  2. Describe the management practices for an exotic bee and the impact of an exotic incursion on the New Zealand beekeeping industry.
  3. Develop, implement and monitor a bee disease management plan.
 15

Seasonal Management and Food Safety

 

Develop a seasonal management plan for the operation of apiaries of beehives and to implement this plan over a beekeeping season. 

Indicative content 

  • Assess food stores against spring requirements and determine the needs of beehives
  • Check beehives for disease, locate the queen bee and isolate with queen excluder
  • Assess beehives to determine likelihood of swarming and suitability to divide hives to produce a nucleus hive or top hive
  • Workplace procedures to control or eliminate a food safety hazard at a critical control point.

Learning outcomes 

At the successful completion of this course, learners will be able to:

  1. Develop a seasonal beehive management plan to address seasonal operations within an apiary.
  2. Implement and monitor beehive management operations in accordance with the management plan.
  3. Implement and monitor food safety procedures in an apiculture operation.
15 

Beehive Product Production and Business Strategy

 

Understand the production and processing of a range of beehive products, and analyse an apiculture business to develop a business strategy for a new market. 

Indicative content 
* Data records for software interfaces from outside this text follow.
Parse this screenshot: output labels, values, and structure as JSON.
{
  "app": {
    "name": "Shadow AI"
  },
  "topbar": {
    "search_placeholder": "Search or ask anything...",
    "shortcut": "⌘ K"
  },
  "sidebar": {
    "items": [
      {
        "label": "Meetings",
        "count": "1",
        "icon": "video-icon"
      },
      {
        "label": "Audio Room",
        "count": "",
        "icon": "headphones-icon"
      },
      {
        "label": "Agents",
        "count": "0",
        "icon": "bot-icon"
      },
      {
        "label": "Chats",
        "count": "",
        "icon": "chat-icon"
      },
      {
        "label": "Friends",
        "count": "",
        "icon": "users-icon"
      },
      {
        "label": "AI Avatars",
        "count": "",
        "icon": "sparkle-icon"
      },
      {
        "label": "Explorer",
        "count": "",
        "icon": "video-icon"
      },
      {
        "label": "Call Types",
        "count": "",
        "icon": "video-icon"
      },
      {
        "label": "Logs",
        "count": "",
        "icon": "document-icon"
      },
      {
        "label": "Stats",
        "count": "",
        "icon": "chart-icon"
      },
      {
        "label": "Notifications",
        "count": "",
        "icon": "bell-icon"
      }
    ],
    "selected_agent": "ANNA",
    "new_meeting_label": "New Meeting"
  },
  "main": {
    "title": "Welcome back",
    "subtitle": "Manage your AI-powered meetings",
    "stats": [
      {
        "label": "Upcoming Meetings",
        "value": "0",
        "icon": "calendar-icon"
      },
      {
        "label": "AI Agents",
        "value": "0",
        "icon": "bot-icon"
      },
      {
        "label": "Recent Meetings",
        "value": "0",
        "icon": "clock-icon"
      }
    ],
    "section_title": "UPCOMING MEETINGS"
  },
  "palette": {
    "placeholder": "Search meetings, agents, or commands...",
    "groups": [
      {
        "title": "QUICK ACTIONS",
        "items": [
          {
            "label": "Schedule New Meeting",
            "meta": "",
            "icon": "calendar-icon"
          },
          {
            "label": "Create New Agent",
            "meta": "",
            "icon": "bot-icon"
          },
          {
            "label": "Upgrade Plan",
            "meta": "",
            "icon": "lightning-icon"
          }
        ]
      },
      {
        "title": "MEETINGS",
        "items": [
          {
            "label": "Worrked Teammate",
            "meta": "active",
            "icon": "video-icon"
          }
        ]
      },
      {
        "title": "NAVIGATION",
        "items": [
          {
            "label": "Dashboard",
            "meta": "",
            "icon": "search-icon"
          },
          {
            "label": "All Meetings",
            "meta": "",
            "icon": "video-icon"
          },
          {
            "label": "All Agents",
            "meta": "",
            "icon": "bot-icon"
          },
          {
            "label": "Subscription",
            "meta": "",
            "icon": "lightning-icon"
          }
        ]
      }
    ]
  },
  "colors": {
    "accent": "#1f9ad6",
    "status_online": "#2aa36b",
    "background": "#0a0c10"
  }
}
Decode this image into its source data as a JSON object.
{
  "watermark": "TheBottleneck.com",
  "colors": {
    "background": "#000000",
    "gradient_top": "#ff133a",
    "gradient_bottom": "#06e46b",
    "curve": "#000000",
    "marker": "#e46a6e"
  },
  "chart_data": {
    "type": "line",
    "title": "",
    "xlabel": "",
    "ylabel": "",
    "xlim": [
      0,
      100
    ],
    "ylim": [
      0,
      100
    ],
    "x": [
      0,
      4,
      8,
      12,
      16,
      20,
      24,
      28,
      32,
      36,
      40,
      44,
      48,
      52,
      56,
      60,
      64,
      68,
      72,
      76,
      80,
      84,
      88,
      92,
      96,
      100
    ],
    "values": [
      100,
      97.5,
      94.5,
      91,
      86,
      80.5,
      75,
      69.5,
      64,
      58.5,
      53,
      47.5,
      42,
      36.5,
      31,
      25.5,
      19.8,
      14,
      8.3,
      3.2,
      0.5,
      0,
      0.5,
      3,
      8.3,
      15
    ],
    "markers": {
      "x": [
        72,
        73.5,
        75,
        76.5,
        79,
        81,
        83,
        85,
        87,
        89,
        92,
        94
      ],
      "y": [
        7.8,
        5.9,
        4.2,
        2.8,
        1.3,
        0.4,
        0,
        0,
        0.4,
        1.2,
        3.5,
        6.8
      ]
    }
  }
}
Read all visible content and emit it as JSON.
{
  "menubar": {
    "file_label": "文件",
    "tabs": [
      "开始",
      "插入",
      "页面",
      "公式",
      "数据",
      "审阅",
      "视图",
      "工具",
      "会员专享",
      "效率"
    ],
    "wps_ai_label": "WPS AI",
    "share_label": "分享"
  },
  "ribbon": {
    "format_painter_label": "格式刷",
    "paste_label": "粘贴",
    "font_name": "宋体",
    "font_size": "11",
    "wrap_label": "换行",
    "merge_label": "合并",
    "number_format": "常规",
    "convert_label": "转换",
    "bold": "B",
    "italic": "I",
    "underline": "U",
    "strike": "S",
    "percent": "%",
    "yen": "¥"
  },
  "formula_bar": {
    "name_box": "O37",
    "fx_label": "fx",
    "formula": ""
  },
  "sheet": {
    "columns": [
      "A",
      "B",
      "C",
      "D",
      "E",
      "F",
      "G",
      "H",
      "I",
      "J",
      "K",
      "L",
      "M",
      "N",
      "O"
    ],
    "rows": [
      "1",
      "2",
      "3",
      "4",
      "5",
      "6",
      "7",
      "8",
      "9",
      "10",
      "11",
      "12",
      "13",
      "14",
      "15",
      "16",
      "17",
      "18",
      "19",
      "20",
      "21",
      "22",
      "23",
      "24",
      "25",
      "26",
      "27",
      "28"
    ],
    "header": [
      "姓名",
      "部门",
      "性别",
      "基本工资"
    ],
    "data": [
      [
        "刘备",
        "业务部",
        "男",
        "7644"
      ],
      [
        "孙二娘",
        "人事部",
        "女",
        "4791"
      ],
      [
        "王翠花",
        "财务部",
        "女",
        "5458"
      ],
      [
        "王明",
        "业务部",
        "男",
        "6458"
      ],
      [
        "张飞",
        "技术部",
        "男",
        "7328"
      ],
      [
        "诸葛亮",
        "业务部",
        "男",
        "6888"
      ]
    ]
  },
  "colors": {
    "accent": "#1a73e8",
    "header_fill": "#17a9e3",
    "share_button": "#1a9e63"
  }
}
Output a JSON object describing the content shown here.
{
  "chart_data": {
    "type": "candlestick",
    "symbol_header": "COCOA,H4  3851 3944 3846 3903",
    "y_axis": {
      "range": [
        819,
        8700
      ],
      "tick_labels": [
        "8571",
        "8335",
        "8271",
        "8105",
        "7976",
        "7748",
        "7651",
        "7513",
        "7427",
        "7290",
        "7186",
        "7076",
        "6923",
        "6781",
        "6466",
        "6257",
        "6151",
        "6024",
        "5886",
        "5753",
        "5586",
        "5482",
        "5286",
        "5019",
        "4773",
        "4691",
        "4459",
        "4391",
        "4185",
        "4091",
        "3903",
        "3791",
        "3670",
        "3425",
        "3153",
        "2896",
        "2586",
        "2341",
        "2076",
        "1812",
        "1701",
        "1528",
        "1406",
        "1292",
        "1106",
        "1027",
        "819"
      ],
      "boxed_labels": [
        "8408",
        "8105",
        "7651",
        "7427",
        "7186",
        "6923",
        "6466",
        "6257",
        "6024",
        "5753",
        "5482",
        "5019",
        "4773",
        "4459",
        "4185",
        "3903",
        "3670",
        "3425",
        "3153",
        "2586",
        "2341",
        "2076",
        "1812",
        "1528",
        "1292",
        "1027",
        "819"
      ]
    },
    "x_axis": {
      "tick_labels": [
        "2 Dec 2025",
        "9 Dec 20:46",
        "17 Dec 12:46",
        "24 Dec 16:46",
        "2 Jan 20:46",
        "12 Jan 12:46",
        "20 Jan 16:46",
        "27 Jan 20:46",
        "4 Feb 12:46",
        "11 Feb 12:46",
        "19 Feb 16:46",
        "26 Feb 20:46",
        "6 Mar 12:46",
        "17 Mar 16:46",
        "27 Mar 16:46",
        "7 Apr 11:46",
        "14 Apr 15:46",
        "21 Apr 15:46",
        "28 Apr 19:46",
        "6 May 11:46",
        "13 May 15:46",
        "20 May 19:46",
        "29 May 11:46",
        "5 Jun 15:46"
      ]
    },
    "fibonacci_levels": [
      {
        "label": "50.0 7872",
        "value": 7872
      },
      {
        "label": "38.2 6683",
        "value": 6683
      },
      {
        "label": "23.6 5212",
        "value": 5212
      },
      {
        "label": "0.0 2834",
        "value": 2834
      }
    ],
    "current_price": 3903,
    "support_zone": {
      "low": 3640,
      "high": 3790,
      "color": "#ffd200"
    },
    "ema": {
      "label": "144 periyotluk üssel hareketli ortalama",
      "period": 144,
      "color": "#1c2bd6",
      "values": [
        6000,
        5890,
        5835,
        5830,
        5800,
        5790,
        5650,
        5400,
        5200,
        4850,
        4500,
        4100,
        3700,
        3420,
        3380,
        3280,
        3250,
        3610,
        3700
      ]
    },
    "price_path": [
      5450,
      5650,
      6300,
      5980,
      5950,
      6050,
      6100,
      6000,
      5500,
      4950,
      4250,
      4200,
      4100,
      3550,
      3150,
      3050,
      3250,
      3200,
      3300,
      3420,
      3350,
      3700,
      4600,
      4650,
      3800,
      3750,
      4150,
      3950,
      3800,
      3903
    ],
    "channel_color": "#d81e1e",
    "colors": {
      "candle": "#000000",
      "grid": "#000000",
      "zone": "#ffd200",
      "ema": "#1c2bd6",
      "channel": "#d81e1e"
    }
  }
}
  • Chemical composition and physical properties of honey
  • Factors affecting honey quality
  • Factors used to measure honey quality
  • Understanding granulation, homogenisation, creaming process
  • Types of honey
  • Composition, properties, factors affecting quality, production and marketing of a range of beehive products
  • procedures to minimise product contamination from humans with contagious disease
  • Different types of contaminants present while harvesting honey and in a honey extraction plant
  • Management plans and seasonal calendars
  • Analyse and evaluate beehive management and pest and disease management plans for agriculture business
  • Summarise findings and recommendations for improvement and provide a report. 

Learning outcomes 

At the successful completion of this course, learners will be able to:

  1. Describe the properties and types of honey, the process of honey production and factors affecting honey quality.
  2. Describe the properties and production of beehive products other than honey.
  3. Describe procedures to minimise the risk of product contamination when producing honey.
  4. Research the operation of an apiculture business to determine goals and objectives for the business
  5. Analyse beehive management and pest and disease management plans, and recommend improvements.
 15

Further study options

Graduates of this programme can further their learning with the New Zealand Certificate in Apiculture (Level 4) (Queen Bee Rearing) or other qualifications in small business management. 

Disclaimer

While every effort is made to ensure that this sheet is accurate, Otago Polytechnic reserves the right to amend, alter or withdraw any of the contained information. The fees shown in this document are indicative only. Both domestic and international fees are subject to change and are dependent on the development and implementation of Government policies. Please note that additional fees may from time to time be required for external examination, NZQA fees and/or additional material fees.